If you are not in the reading mood, here is the video:

What we have in our hands is Palit GeForce GTX 1650 StormX OC model. The only difference to reference spec is that the boost clock is 60 MHz higher, netting in 1725 MHz. The card itself is extremely small with single slot bracket with only one HDMI and one DVI-D ports, which unfortunately precludes you from using it as a cheap multi monitor setup. The cooling however is still 2 slot, with a small, 70 mm fan and a single block of aluminum without any heatpipes.
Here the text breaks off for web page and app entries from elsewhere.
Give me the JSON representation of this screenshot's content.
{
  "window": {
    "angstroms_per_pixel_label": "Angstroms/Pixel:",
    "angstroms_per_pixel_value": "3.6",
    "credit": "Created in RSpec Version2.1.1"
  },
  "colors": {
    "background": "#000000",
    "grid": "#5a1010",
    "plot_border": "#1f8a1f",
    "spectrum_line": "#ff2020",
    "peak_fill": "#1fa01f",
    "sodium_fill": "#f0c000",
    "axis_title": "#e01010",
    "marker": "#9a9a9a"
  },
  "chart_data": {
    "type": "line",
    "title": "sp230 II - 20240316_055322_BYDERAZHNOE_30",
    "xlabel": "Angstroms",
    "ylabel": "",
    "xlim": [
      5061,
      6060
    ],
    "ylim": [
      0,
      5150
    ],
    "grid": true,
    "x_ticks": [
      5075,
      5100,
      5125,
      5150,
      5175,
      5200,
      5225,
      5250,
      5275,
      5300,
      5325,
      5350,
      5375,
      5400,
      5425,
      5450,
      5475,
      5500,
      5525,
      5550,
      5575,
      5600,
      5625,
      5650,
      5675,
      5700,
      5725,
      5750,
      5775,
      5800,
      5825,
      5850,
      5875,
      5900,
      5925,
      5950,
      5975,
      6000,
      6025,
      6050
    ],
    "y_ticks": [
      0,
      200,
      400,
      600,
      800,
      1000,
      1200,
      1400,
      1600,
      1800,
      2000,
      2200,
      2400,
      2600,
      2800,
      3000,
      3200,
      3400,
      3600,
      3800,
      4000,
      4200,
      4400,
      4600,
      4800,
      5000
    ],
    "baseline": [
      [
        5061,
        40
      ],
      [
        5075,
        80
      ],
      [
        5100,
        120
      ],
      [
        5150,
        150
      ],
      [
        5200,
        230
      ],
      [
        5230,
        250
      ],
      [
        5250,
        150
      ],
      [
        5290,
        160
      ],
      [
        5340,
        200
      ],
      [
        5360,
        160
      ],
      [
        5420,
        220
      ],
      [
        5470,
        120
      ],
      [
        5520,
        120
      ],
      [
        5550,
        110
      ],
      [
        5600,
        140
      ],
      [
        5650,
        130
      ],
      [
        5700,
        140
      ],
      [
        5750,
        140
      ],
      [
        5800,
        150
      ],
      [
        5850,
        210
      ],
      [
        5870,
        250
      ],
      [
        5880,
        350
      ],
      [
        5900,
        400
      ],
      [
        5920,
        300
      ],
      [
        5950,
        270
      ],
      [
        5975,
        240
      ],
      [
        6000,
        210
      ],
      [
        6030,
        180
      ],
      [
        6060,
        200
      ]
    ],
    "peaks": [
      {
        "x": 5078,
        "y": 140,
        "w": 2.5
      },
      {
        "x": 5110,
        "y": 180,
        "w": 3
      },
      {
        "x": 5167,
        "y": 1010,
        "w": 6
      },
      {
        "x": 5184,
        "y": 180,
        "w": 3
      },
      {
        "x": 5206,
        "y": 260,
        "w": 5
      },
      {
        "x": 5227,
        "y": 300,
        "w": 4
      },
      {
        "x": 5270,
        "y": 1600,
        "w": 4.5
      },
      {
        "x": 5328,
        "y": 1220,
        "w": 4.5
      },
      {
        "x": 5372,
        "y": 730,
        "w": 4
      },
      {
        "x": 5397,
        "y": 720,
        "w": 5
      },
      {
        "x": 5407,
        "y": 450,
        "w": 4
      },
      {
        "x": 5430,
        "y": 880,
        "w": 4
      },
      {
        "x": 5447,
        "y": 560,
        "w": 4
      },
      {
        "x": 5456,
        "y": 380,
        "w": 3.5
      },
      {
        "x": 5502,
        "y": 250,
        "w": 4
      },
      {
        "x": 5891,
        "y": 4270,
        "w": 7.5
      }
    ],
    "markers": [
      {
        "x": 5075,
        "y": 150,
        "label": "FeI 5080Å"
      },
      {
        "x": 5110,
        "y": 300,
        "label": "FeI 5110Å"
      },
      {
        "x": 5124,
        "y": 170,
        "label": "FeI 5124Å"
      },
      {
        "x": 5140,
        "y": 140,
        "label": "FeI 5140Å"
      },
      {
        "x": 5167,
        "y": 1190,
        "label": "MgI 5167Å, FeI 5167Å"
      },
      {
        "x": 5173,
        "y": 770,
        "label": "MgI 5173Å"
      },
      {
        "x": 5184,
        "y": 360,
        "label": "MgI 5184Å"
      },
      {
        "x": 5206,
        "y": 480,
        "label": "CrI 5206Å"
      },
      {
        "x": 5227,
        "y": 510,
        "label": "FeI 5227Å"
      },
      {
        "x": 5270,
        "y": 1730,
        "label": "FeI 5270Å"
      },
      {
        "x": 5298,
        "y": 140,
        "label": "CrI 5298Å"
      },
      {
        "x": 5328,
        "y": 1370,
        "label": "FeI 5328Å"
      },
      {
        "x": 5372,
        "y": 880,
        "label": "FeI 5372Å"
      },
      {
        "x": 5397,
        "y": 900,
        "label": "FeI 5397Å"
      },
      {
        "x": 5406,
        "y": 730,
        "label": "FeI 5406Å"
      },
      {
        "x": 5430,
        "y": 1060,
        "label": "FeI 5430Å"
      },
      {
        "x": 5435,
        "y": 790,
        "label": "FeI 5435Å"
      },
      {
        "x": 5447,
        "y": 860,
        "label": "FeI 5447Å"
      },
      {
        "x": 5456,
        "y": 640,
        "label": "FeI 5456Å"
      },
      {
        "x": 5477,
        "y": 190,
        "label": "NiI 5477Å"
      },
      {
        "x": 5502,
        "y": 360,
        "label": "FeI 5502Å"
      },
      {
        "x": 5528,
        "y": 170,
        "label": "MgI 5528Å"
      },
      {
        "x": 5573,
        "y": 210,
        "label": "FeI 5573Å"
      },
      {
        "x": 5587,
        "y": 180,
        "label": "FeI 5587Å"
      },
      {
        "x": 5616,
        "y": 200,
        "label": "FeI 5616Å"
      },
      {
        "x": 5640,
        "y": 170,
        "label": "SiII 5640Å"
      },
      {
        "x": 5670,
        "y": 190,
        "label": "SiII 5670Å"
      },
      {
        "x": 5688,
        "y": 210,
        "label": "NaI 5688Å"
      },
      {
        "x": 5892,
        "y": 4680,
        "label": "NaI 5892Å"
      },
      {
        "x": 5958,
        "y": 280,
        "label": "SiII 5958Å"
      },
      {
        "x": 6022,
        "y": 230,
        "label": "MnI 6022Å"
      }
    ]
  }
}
Dimensions of the card are 145x99x40 mm (or 0.815×0.556×0.226 Bananas) and it left us to wander why Palit haven’t done it in half-high form factor which would have broaden the compatibility with mini-ITX systems.

Banana for scale
Official specs

Unfortunately we had to wait for the official driver as all the other reviewers, and trying to hack our way through, as we did for 1660 Ti, proved to be unsuccessful. The driver disk included in the box was also useless, with quite old drivers that didn’t support the card. It left us to wonder why even bother adding it in. In the end we got the new NVidia 430.39 driver and hurriedly run the tests. Fortunately we already tested the other cards for the comparison with Game Ready 425.31 driver on Nvidia side, and Adrenaline 19.4.2 on AMD side. We have added for comparison MSI GeForce GTX 1050 Ti GAMING 4G, MSI GeForce GTX 1660 Ventus XS 6 GB and Sapphire Radeon RX 570 Nitro+ 4 GB. And some of the tests will be on lowered settings so we can target realistic use cases for the cards. All the relevant in-game settings are in charts.